Work to be completed: Check every line of the entries below for "content", and copy the lines that have it.
══ Data supplied
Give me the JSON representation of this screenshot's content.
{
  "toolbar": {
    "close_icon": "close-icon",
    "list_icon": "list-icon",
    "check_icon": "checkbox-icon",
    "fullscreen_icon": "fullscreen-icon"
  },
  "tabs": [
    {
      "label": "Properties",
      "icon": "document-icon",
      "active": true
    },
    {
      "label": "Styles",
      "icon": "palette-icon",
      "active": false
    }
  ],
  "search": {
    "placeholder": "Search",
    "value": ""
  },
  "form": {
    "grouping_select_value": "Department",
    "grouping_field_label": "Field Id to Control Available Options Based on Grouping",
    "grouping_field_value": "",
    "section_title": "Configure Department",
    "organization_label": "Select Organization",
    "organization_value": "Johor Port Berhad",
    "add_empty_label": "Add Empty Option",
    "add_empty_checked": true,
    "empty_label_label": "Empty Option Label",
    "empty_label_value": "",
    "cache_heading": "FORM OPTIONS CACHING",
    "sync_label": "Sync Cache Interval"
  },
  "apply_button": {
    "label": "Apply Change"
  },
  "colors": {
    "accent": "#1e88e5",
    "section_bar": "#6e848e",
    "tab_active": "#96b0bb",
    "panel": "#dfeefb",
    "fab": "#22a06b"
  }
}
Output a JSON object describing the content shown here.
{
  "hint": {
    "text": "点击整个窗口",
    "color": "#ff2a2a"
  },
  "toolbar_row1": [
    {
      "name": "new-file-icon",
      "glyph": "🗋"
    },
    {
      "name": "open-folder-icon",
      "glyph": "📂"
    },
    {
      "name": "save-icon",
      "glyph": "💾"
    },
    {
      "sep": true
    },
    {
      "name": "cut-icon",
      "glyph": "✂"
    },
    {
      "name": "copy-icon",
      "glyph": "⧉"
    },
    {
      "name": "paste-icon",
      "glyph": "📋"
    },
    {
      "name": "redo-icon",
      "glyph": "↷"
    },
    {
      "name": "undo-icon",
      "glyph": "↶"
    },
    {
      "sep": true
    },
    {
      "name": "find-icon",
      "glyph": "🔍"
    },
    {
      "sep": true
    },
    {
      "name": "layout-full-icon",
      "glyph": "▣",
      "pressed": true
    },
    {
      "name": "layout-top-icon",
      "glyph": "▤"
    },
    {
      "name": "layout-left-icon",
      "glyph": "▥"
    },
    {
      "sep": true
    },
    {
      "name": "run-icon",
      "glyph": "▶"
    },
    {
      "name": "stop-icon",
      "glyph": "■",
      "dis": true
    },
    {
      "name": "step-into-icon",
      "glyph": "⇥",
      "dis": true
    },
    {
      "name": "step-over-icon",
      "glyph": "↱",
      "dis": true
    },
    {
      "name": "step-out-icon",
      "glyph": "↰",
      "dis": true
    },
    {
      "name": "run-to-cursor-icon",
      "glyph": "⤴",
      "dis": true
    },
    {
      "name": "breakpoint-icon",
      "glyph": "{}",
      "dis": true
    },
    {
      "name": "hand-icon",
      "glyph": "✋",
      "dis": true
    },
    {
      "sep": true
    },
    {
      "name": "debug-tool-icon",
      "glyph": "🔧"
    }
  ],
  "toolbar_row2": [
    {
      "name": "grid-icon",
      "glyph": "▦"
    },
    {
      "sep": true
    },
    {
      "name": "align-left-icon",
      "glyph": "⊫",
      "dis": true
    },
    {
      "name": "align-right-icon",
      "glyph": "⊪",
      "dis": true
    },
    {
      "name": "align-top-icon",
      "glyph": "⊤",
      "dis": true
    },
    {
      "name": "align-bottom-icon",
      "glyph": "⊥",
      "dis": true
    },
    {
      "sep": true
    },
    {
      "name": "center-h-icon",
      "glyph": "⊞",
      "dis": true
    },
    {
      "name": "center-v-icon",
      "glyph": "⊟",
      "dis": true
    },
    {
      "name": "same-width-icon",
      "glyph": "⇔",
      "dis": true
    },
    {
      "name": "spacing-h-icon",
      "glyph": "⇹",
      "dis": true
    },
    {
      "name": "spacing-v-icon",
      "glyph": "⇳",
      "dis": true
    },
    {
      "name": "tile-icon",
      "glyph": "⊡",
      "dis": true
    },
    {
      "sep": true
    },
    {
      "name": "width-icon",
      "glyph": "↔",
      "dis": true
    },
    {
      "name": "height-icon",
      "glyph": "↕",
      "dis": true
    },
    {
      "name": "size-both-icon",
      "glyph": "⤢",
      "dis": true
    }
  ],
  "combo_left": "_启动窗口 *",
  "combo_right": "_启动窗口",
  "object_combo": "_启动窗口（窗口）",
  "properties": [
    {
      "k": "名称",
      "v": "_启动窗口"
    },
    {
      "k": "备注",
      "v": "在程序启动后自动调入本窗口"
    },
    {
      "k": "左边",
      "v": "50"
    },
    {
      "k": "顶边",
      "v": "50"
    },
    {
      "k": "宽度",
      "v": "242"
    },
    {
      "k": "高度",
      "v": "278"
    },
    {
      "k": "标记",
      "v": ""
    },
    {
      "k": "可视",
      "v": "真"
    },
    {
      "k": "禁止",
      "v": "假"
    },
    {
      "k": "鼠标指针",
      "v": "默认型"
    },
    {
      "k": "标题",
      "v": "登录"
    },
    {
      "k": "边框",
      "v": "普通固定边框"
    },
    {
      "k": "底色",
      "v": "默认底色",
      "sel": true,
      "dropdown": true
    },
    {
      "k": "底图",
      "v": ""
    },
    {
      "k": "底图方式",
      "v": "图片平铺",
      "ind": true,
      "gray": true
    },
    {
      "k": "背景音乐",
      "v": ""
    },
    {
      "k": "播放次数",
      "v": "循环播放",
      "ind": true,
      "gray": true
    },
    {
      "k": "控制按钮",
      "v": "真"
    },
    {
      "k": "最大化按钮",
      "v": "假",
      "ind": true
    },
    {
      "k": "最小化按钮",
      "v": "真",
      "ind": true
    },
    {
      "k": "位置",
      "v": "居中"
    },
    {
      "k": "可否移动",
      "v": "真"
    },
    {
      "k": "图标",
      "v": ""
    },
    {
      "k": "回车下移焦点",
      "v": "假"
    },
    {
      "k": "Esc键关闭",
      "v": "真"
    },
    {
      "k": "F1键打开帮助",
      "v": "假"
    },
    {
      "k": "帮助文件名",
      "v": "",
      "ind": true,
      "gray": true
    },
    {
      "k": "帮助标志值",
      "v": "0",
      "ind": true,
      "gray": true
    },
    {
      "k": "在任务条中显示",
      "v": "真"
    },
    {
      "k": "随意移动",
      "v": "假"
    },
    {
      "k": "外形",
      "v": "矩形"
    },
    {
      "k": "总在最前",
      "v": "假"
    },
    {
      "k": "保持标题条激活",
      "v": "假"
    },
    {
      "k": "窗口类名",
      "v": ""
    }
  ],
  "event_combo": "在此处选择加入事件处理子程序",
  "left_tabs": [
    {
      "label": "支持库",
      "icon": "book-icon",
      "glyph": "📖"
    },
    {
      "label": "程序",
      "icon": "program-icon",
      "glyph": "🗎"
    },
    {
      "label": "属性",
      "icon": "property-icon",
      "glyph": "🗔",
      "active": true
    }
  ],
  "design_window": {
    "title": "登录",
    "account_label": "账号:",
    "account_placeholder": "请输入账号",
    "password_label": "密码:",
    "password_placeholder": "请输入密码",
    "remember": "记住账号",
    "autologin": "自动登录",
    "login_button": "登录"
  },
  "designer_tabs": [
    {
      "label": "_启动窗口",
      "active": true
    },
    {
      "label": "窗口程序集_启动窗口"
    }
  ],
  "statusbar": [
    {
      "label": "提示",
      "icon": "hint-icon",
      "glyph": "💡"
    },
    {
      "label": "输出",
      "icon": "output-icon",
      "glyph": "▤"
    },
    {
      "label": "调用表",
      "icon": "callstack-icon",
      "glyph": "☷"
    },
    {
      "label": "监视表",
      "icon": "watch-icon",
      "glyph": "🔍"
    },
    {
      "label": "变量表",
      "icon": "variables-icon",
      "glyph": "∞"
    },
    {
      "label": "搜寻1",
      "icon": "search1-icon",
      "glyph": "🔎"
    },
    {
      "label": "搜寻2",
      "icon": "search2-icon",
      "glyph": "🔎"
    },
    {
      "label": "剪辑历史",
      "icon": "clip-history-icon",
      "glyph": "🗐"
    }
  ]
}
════
Written reply:
Give me the JSON representation of this screenshot's content.
Output a JSON object describing the content shown here.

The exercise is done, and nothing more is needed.